[[ Dataset records open ]]
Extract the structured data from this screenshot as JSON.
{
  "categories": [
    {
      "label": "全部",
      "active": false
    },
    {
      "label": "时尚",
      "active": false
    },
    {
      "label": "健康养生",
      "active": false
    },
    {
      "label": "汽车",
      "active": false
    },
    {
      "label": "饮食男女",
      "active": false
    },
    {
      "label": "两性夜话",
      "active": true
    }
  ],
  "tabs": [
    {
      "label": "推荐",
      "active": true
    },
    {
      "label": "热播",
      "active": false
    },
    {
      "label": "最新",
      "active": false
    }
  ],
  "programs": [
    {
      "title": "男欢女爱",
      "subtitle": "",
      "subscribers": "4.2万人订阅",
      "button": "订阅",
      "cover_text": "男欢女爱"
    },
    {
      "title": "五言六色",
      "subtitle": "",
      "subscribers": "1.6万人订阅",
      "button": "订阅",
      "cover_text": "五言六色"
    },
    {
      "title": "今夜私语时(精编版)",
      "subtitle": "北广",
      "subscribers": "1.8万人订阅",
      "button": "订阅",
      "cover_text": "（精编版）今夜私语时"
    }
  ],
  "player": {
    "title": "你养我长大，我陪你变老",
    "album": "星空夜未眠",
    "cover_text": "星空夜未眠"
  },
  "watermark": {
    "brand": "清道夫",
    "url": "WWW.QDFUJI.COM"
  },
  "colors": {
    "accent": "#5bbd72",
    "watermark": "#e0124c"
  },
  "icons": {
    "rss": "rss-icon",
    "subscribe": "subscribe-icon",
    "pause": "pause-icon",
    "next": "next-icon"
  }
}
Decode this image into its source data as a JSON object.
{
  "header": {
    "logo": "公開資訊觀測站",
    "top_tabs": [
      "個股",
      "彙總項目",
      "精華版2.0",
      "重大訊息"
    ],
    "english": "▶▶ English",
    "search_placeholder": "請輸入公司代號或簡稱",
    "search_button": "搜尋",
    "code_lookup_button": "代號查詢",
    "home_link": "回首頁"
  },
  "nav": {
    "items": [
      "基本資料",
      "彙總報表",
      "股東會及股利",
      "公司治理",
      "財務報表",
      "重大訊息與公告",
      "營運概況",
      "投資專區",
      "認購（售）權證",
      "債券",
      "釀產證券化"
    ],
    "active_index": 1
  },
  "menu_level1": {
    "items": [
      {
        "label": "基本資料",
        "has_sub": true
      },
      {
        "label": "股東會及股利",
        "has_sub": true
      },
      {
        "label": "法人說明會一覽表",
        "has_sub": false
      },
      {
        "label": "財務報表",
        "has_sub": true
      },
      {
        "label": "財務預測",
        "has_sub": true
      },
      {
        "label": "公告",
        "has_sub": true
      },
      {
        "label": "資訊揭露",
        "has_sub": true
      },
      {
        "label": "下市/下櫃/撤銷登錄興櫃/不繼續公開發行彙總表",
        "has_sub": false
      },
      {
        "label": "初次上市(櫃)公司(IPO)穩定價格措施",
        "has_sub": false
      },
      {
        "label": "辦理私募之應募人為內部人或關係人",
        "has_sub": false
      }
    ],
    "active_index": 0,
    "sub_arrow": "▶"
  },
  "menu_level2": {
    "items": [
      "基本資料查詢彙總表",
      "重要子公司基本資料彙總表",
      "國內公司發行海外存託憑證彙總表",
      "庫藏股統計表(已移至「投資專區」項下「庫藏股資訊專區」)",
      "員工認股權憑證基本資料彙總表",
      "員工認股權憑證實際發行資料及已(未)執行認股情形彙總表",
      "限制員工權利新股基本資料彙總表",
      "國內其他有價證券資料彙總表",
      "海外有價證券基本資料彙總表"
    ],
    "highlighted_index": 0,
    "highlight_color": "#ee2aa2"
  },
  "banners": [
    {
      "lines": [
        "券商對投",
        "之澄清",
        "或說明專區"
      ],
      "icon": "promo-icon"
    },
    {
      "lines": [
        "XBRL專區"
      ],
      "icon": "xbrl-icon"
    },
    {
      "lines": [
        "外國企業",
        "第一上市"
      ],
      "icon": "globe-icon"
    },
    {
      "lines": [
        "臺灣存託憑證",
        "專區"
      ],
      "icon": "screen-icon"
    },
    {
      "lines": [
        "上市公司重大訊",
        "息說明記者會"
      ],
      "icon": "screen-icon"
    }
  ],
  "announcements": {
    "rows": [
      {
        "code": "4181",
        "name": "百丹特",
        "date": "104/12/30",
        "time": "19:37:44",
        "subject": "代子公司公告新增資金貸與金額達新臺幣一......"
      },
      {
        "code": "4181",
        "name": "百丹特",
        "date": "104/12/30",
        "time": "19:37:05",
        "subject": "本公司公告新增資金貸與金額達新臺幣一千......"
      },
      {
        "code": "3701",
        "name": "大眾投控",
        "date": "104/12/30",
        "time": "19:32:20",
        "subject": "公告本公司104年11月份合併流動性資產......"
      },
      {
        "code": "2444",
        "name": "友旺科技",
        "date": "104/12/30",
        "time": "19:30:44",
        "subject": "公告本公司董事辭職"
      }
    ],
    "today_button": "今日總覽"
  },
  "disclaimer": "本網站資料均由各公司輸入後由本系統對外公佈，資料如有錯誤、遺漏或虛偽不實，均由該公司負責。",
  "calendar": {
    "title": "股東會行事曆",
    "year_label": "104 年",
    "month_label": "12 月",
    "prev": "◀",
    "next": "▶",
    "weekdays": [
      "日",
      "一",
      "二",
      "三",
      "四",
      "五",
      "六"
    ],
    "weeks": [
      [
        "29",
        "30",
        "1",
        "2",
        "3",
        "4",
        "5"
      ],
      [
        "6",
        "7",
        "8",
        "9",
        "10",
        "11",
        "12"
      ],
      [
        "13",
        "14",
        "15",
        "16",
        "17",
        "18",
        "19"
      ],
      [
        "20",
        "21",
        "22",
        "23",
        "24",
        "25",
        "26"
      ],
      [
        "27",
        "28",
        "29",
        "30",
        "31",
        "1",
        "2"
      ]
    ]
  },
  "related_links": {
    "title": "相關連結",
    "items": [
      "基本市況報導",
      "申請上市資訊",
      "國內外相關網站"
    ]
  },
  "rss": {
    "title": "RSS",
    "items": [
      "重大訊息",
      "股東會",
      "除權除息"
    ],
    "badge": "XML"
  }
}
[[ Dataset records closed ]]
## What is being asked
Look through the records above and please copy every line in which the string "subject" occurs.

## Expected answer
        "subject": "代子公司公告新增資金貸與金額達新臺幣一......"
        "subject": "本公司公告新增資金貸與金額達新臺幣一千......"
        "subject": "公告本公司104年11月份合併流動性資產......"
        "subject": "公告本公司董事辭職"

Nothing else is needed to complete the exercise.